Holiday shopping season is upon us!! That means it is open season on the best part of all: buying stuff for ourselves while shopping for others!!
(Oh, wait, was that just me?)
The problem with fast fashion
The problem is, that we have become a little compulsive with our shopping habits. According to the documentary A The True Cost, the world now consumes about 80 billion new pieces of clothing each year! That is 400% more than we did 20 years ago. The average American generates about 82 lbs of textile waste each year, creating 11 million tons of waste from the USA alone! How can we shop for more ethical fashion and feel good about a wardrobe that is as green as it is gorgeous?
I can remember that I started buying fast fashion 15 years ago when I lived in the UK. Suddenly there were shops with cute dresses and tops that cost about the same as a takeaway from my favourite curry house. Each week there seemed to be a whole new load of stock in. It was fun, addictive and shopping became a form of recreation. ‘Retail therapy’, I would joke, heading to the shops after a long day of work and studying for my PhD.
The problem is although I was getting a great deal, others were paying the price. Fast fashion is hard on the environment. According to industry leaders,”The fashion industry is the second largest polluter in the world, second only to the oil industry.” Water is a big part of the problem; did you know it takes 6800 litres of water to grow the cotton to produce just one pair of jeans? YIKES!! That is enough water for one person to drink for six years. But don’t think you can just switch to synthetics. Polyester production for textiles released about 706 billion kg of greenhouse gases in 2015, that is equivalent to the annual emissions of 185 coal-fired power plants.
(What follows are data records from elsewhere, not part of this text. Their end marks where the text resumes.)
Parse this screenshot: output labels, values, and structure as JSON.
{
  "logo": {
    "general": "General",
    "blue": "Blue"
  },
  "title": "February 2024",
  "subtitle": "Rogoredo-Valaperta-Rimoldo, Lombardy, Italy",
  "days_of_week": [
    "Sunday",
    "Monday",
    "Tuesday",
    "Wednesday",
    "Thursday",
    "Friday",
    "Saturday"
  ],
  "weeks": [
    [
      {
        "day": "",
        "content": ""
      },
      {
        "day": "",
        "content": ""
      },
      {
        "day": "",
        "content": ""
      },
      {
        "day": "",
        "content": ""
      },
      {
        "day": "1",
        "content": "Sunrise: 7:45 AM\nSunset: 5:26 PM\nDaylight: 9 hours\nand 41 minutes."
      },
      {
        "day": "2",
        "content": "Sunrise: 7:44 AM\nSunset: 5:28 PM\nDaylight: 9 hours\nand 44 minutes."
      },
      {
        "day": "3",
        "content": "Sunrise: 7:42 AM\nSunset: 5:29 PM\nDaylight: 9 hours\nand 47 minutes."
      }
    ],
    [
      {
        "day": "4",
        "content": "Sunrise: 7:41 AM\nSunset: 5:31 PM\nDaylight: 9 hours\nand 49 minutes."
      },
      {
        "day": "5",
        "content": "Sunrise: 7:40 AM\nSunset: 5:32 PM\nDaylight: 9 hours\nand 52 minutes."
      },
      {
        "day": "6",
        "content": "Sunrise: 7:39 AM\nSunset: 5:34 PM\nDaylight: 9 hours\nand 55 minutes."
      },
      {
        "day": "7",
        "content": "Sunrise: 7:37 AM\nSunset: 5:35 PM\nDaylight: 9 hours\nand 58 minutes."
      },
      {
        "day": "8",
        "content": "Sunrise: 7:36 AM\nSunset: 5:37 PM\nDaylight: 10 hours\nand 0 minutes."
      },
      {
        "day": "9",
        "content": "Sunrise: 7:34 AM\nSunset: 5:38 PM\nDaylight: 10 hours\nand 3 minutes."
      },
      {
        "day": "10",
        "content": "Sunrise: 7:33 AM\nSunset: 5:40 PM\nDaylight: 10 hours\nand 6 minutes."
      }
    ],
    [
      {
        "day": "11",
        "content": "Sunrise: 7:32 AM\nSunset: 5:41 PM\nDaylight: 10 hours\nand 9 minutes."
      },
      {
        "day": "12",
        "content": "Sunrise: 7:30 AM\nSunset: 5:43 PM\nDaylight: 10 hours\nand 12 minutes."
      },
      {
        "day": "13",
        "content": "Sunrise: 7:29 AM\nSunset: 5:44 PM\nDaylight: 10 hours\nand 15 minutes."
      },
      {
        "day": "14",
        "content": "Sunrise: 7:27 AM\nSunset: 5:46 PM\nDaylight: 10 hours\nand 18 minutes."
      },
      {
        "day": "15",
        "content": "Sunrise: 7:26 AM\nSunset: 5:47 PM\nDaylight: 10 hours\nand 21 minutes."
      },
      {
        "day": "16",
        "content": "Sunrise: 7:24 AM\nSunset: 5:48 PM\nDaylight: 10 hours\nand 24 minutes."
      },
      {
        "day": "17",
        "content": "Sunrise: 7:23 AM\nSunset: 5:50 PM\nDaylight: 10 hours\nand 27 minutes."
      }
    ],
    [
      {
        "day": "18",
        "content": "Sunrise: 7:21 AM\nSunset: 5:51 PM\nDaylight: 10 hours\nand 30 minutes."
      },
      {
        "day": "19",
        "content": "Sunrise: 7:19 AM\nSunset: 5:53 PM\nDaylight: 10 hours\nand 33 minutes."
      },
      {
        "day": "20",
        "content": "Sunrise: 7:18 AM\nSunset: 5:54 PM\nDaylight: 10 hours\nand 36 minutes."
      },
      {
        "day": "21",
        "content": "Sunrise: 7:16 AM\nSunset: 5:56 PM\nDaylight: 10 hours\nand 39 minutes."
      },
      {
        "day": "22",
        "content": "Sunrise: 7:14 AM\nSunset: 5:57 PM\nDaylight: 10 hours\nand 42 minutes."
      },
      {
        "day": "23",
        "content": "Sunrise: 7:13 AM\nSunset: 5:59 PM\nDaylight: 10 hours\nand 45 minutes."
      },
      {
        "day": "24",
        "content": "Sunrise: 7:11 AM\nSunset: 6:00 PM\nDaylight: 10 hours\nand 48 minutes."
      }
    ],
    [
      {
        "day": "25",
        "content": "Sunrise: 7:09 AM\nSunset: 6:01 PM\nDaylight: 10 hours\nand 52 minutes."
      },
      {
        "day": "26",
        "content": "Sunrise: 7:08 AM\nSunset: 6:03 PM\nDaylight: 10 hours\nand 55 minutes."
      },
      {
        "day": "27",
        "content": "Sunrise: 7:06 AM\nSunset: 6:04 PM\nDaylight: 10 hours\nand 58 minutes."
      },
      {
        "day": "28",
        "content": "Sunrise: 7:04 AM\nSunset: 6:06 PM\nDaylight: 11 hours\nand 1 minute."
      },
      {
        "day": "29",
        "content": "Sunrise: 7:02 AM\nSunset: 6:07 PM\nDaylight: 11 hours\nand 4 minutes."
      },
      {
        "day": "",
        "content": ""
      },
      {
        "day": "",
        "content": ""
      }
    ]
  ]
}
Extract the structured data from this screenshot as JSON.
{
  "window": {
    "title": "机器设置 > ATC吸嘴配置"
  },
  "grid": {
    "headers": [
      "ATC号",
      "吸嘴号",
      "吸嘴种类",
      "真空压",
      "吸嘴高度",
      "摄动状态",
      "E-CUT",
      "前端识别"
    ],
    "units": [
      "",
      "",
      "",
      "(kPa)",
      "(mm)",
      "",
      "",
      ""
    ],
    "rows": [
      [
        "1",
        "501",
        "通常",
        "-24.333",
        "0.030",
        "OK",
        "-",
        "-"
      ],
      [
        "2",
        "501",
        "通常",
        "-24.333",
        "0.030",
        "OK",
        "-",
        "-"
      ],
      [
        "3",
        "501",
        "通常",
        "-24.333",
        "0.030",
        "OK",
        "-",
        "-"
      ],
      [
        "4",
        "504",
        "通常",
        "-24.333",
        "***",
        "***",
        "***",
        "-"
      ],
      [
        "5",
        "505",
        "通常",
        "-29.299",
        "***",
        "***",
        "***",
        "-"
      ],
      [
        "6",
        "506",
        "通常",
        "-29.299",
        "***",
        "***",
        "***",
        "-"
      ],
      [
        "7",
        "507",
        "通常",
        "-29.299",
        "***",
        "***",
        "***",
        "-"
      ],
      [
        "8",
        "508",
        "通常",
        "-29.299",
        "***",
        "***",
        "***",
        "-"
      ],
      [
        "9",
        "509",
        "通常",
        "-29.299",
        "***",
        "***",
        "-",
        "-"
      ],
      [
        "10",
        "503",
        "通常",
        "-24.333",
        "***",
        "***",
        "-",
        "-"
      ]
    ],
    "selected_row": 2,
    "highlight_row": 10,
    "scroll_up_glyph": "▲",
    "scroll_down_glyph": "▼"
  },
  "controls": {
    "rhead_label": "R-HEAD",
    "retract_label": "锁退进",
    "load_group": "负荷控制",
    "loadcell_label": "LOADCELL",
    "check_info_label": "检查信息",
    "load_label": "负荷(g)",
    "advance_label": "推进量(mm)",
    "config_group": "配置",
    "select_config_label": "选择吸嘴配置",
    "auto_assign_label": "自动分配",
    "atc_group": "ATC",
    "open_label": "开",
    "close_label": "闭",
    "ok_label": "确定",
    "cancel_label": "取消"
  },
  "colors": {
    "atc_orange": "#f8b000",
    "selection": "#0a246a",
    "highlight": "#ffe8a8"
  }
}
The garment industry is also an infamously bad place to work. The majority of garment workers in Bangladesh earn less than $33 USD per month. They often experience human rights violations including assault and most work long shifts of 14 hours per day. In 2013 over 1000 workers died when an unsafe garment factory collapsed. Although reforms have been promised the reality is that little progress has been made.
Wow. Suddenly my clothes don’t look so pretty.
What can we do about it? I’ve made a little list of seven steps to a more ethical wardrobe.
- Start with what you have: Have a good sort through of your current wardrobe, and keep what you love. You likely have some gems in your closet you’ve forgotten about.
- Could it be altered?
Updating clothes to keep up with current trends and changing sizes could make a piece last for many years instead of a season.Those skinnies you never wear from a few years back. Could they become your new favourite ankle grazers? Try raising the hem on a skirt, making a slit in a maxi dress or distressing your favourite jeans. Perhaps even sewing on a button is new territory for you. No problem. There are lots of great tutorials online to help the fledgling tailor inside of you to come out and shine.
- Take care:
Taking good care of your clothing will extend its life and buying less often is the best way to reduce the environmental impact of your wardrobe. Follow washing instructions so you don’t end up throwing out shrunken and misshapen sweaters (we’ve all done it) or tearing delicate clothing is a good start. Also, start wearing an apron in the kitchen to protect your clothing. Looking for more great tips? Look here.
- Second hand store shopping:
you have done the best you can with what you have, but you still want to get some new gear. Fabulous! Shopping time! Try out your local consignment, vintage or charity shops. They really do have some fabulous looks, and often for great prices too.
You know all your friends who have great style? Organize a clothing swap and invite them all over. It’s a great opportunity to catch up and get a cute new outfit too. Check out these tips on planning a great swap.
- Choose more ethical fabrics:
It is so exciting to see ethical shops like The Right Side Boutique opening up in Toronto. All of their fabrics are vegan and sweatshop free. Learn more about the Right Side (here). You can also check out The Imperative , for vegan makeup, shoes, accessories and clothing. They have an amazing selection of cruelty free winter wear, ‘cause baby, it’s cold outside.
If you are looking to shop a bit more mainstream, the Gap and H&M are both offering recycled clothing lines, and Gap has committed to sourcing all of its cotton from more sustainable sources by 2021. This seems like the least the could do, and I’m not sure why it will take four years, but I’m happy to see any improvements. I was also interested to find Everlane, an Australian brand that claims to be committed to “Exceptional quality. Ethical factories. Radical Transparency”. It is great to see companies responding to the appetite in the market for more sustainable clothing; although it remains to be seen if these small shifts will actually add up to environmental improvements.
- Think quality:
Consider purchasing a few timeless pieces rather than trying to stay current with all the fashion fads. Items to invest in could be a good pair of jeans, a high quality coat, a well-fitting dress shirt and a little black dress.
I’m making a personal commitment to reducing my fast fashion habit. I’ll be trying out these tips in the holiday period and on through 2018. Care to join in? We are all going to look gorgeous, with an ethical glow. What is pretty for us, should be pretty good for the planet too.
PS: Check out my shopping day at the Right Side Boutique! This pretty store is worth a visit. I hope to see more of this kind of store opening in Toronto.